OK, hive, it’s time to get real. I don’t often write serious things because they’re boring, but I figured I should get this off my chest: being a bride makes me feel damn ugly. (If you’re tired of hearing girls complain about their looks, you should probably click away now.)
Screenshot from Mean Girls / Image via cinema-24.blogspot.com
Hot chicks complaining about their looks is the worst thing ever.
Every wedding plan I make somehow reminds me of my looks. There are the obvious things, like dress shopping, looking for photographers (and thus thinking about how I’ll actually look in the photos), and booking a makeup pro. But other things are worrying me too. Like am I gonna look fat in our wedding video when I’m doing my sweaty rendition of the “Cha Cha Slide“? Will I have a hunchback while we say our vows and everyone’s looking at me from the side? Is the next vendor I meet with going to think I look like I belong in the eighth grade instead of in a wedding dress? Are my teeth too yellow? Is my skin too pale? Are my arms too fat? Are my feet too big? Are my nails too small? (Answer: yes. I have perfectly circular nails. It’s strange, and every time I’ve ever gotten a manicure, the manicurist has taken one look at my nails and literally said, “Oh my!”)
What is it about this wedding that seems to have wiped out what little body confidence I once had? When I look at brides in magazines, all I think is that I’m not pretty enough or thin enough to be a bride. I also don’t look old enough, and I’m not fancy or glamorous enough.
When I tried on dresses at David’s Bridal (which I’ll discuss in another post), my consultant or whatever they’re called was about my age, except she was thin and pretty, and as she helped me into the dresses (some of which wouldn’t even zip) I got embarrassed. I started thinking, “How dare I try on a wedding dress when I look like this?” Why couldn’t I look like this waif of a bridal consultant instead? Then I started feeling bad for Mr. Unicycle that he has to marry someone who looks so childish/frizzy haired/fat armed in a wedding dress. I even felt bad for Mr. Unicycle’s parents that their son has to marry an ugly duckling. I wanted to issue a huge apology to the world—to Mr. Unicycle (and his parents, for that matter) for not being the bride they pictured when they pictured his wedding, to my photographer and videographer for not having better looking subject matter, to the bridal consultant who tried to be tactful when she slipped that little piece of “modesty fabric” into the back of the dress that wouldn’t zip.
Image via mudlane.blogspot.com
See those clips on the back of the dress? I didn’t need ‘em.
But then I was all “Hold up, grrrl. You’re apologizing for not looking good enough? That ain’t right.” (Yeah, I got ghetto fabulous again.) How could I not be pretty enough to be a bride? Mr. Unicycle proposed to me, which means he likes me just the way I am. I’ve worked for years to accept my physical appearance—going through the big change helped a lot—and I was finally getting to be pretty OK with my looks by the time I got to college. Why was this wedding bringing back all those feelings I thought I’d worked through?

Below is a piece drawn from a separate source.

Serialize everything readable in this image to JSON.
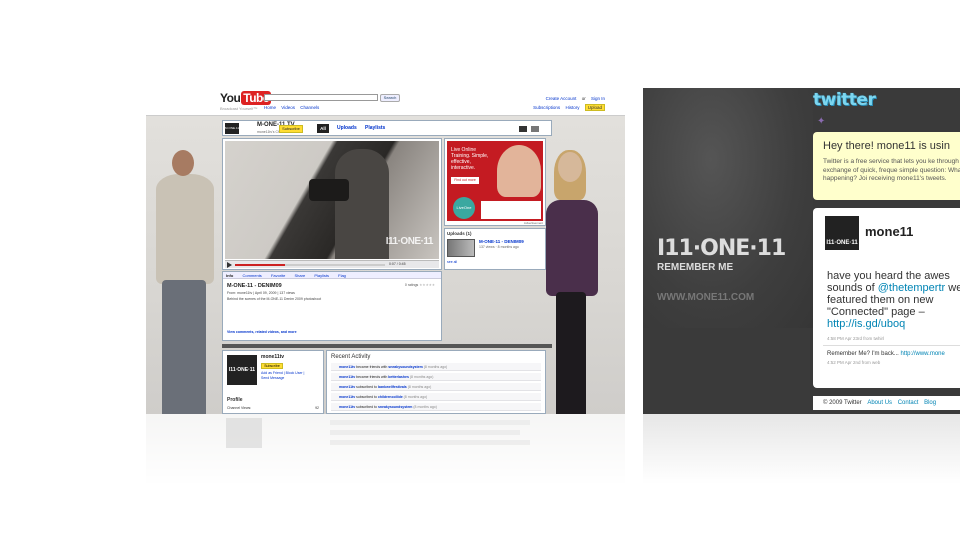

Here’s the skinny—or the fat, or the ugly—the wedding industry is an industry, which means it exists to make money. Liposuction, airbrush makeup application, bridal boot camps, eyelash extensions, etc. all cost moolah. The bridal industry and the cosmetic industry realized they could team up and prey on the insecurities of brides who want their “special day” to be perfect. This isn’t exactly a groundbreaking realization, and yet I need to point it out because even someone as cynical and “with it” as me fell prey to this manufactured self-discontent.
This is a pretty ugly picture of me. I have a double chin, gaps in my teef, and virtually no eyes. And you can’t tell that I’m dressed as the late, great Amy Winehouse, so that faux birthmark just looks like I have food on my face or something. But I love this pic anyway because Mr. Unicycle and I just look so happy. I hope that if I do look ugly in my wedding pics, at least it’s this kind of ugly.
So did my a-ha moment erase my insecurities and make me realize that I’m friggin’ hawt and any wedding dress would be lucky to hug these curves? Umm…no. I’m still worried that everyone’s going to think I look like a child bride, or that I’ll look more “cute” than “sexy” in my wedding dress, or that I should have lost a few more pounds before daring to walk down the aisle. But I realize now that it’s just the wedding industry telling me these things, and I’m going to try to remind myself of that every time I have one of these thoughts. Because, really, all brides look beautiful (they’re friggin’ brides, for Pete’s sake), and there’s no reason that I should have to change myself just because some dude put a ring on it.
Weigh in: Do you think the wedding industry puts undue stress on brides to look perfect? What’s the best way to combat these feelings?
- Chicago, IL
- Editor for a Web Publishing Company
- Wedding Date:
- June 2012
- Bridges of Poplar Creek